The latest re-energised idea to emerge, again, as a part of the federal government’s National Innovation Awareness Strategy is the Very Fast Train idea.
Electric trains with steel wheels, on steel tracks, rocketing along at 300 klicks. The idea has been aired a few times previously and basically shelved because of cost. Very little of existing rail infrastructure could be utilised as a part of any VFT enterprise.
As the linked article states, the Japanese & European versions all run on purpose built-lines, using purpose-built rolling stock travelling long, straight runs. Consider Australia’s topography, where our major population centres are and the distances involved. Then compare to Japan and Europe. Japan’s Osaka to Fukuoka route covers some 450 kilometres with some 18 stations along the way and takes some 5 to 6 hours. Not really all that fast, although no doubt the train itself exceeds 250 klicks between stations. There are doubtless the usual pros and cons for the technology, but my major concern would be the inevitable requirement of government to utilise as much existing infrastructure as possible. Now recall Queensland’s Tilt Train off-track excursions over recent years, all due to human inattention to speed limits on existing infrastructure which requires the train and driver to slow down.
Still, the VFT concept has merit, IF it can be pulled off in a safe, exclusive infrastructure environment. The chatter I heard pointed to Brisbane-Newcastle-Sydney-Canberra-Melbourne as a possible route. 1,500 kilometres and mostly on the eastern side of the Great Divide, until the line leaves Sydney. I really don’t see any steel_wheel_on_steel_track train managing 250 kph-plus in any reasonable stretch between Brisbane-Newcastle-Sydney as any viable alternative to air travel. Lots of hills and valleys in that part of the country. Many, many bridges and tunnels required to give a VFT the straight runs it needs to make the experiment worthwhile.
If a specific line were to be built from, say, Brisbane to Canberra, or Adelaide to Perth or Sydney to Melbourne using inland routes where the topography is flatter, the experiment might have more validity, but then there’s the cost-benefit offset.

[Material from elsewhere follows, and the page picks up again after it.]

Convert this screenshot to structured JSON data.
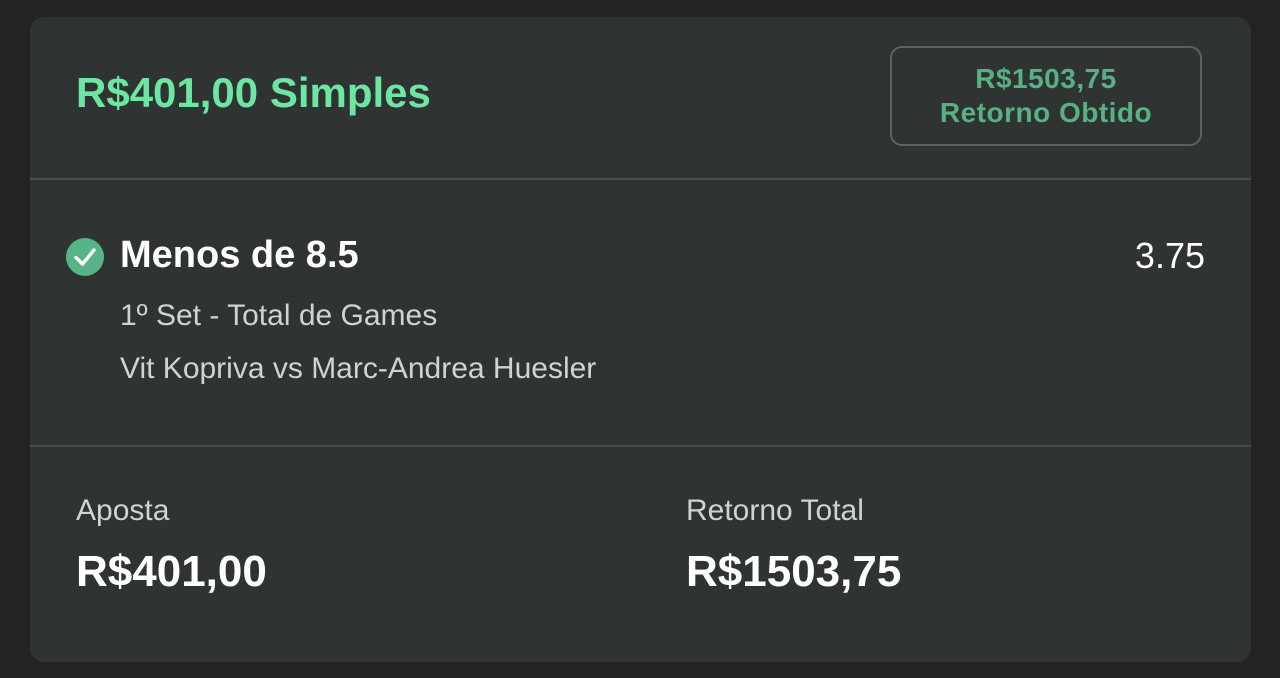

Bugger all stations along the way to make the line pay its way. I’m sure there’s a place for the technology in this country, but I don’t see it as being a major people-mover.